BEGIN Study material
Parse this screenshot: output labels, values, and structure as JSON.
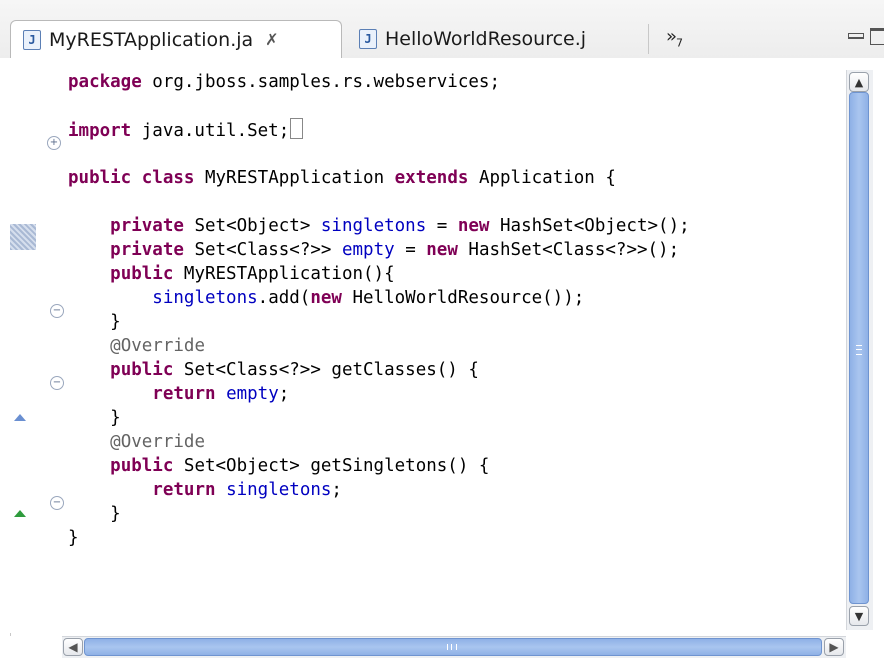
{
  "tabs": [
    {
      "label": "MyRESTApplication.ja",
      "icon": "java-file-icon",
      "active": true,
      "close_glyph": "✗"
    },
    {
      "label": "HelloWorldResource.j",
      "icon": "java-file-icon",
      "active": false
    }
  ],
  "tab_overflow": {
    "glyph": "»",
    "count": "7"
  },
  "window_controls": [
    "minimize-icon",
    "maximize-icon"
  ],
  "editor": {
    "file_type": "java",
    "lines": [
      [
        {
          "t": "package",
          "c": "kw"
        },
        {
          "t": " org.jboss.samples.rs.webservices;"
        }
      ],
      [],
      [
        {
          "t": "import",
          "c": "kw"
        },
        {
          "t": " java.util.Set;"
        }
      ],
      [],
      [
        {
          "t": "public",
          "c": "kw"
        },
        {
          "t": " "
        },
        {
          "t": "class",
          "c": "kw"
        },
        {
          "t": " MyRESTApplication "
        },
        {
          "t": "extends",
          "c": "kw"
        },
        {
          "t": " Application {"
        }
      ],
      [],
      [
        {
          "t": "    "
        },
        {
          "t": "private",
          "c": "kw"
        },
        {
          "t": " Set<Object> "
        },
        {
          "t": "singletons",
          "c": "fld"
        },
        {
          "t": " = "
        },
        {
          "t": "new",
          "c": "kw"
        },
        {
          "t": " HashSet<Object>();"
        }
      ],
      [
        {
          "t": "    "
        },
        {
          "t": "private",
          "c": "kw"
        },
        {
          "t": " Set<Class<?>> "
        },
        {
          "t": "empty",
          "c": "fld"
        },
        {
          "t": " = "
        },
        {
          "t": "new",
          "c": "kw"
        },
        {
          "t": " HashSet<Class<?>>();"
        }
      ],
      [
        {
          "t": "    "
        },
        {
          "t": "public",
          "c": "kw"
        },
        {
          "t": " MyRESTApplication(){"
        }
      ],
      [
        {
          "t": "        "
        },
        {
          "t": "singletons",
          "c": "fld"
        },
        {
          "t": ".add("
        },
        {
          "t": "new",
          "c": "kw"
        },
        {
          "t": " HelloWorldResource());"
        }
      ],
      [
        {
          "t": "    }"
        }
      ],
      [
        {
          "t": "    "
        },
        {
          "t": "@Override",
          "c": "ann"
        }
      ],
      [
        {
          "t": "    "
        },
        {
          "t": "public",
          "c": "kw"
        },
        {
          "t": " Set<Class<?>> getClasses() {"
        }
      ],
      [
        {
          "t": "        "
        },
        {
          "t": "return",
          "c": "kw"
        },
        {
          "t": " "
        },
        {
          "t": "empty",
          "c": "fld"
        },
        {
          "t": ";"
        }
      ],
      [
        {
          "t": "    }"
        }
      ],
      [
        {
          "t": "    "
        },
        {
          "t": "@Override",
          "c": "ann"
        }
      ],
      [
        {
          "t": "    "
        },
        {
          "t": "public",
          "c": "kw"
        },
        {
          "t": " Set<Object> getSingletons() {"
        }
      ],
      [
        {
          "t": "        "
        },
        {
          "t": "return",
          "c": "kw"
        },
        {
          "t": " "
        },
        {
          "t": "singletons",
          "c": "fld"
        },
        {
          "t": ";"
        }
      ],
      [
        {
          "t": "    }"
        }
      ],
      [
        {
          "t": "}"
        }
      ]
    ],
    "current_line": 7,
    "collapsed_import_line": 3,
    "fold_markers": [
      "expand-import",
      "collapse-constructor",
      "collapse-getClasses",
      "collapse-getSingletons"
    ],
    "gutter_markers": [
      "current-line-marker",
      "override-indicator",
      "implements-indicator"
    ]
  },
  "colors": {
    "keyword": "#7f0055",
    "field": "#0000c0",
    "annotation": "#646464",
    "current_line": "#e8f2fe",
    "scroll_thumb": "#8fb1e6"
  }
}
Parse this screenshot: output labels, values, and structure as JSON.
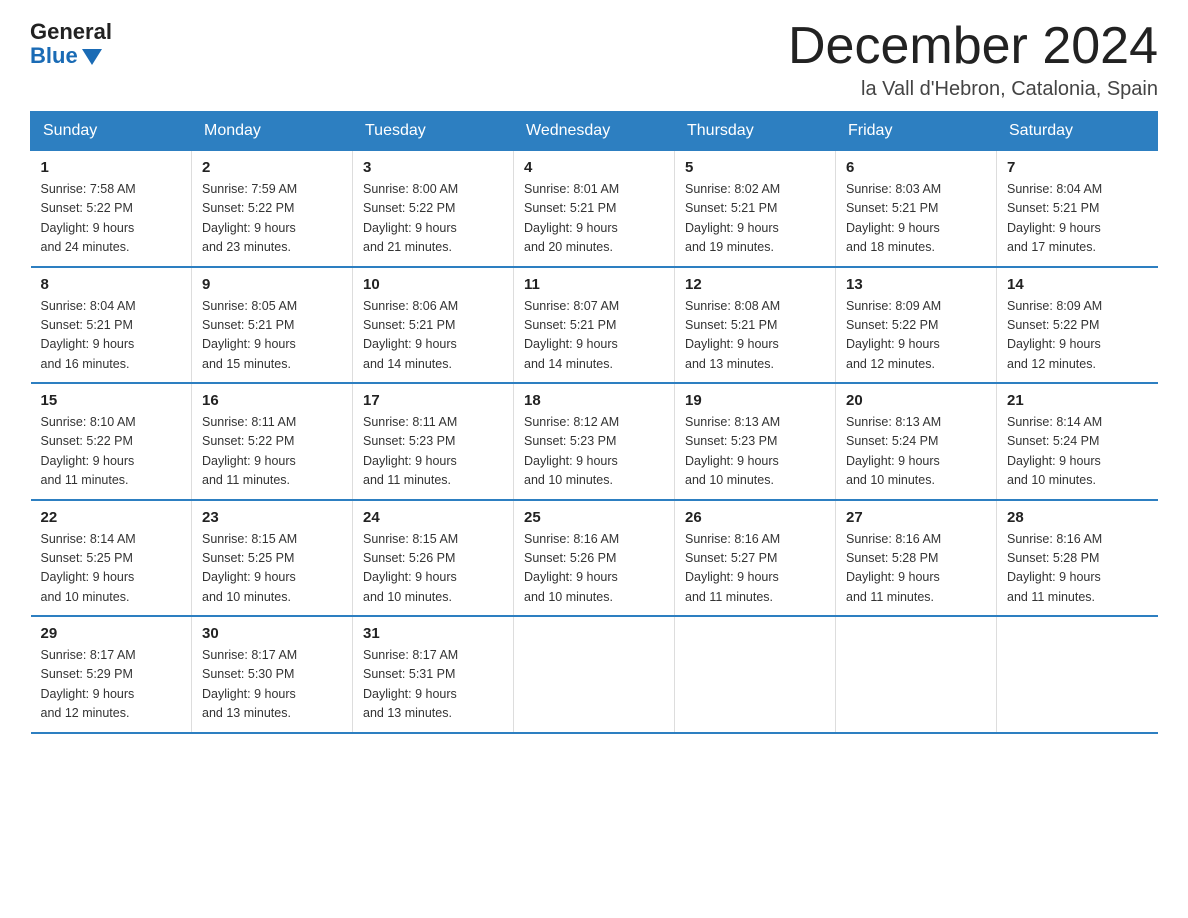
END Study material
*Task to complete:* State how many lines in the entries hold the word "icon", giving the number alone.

*The answer:* 4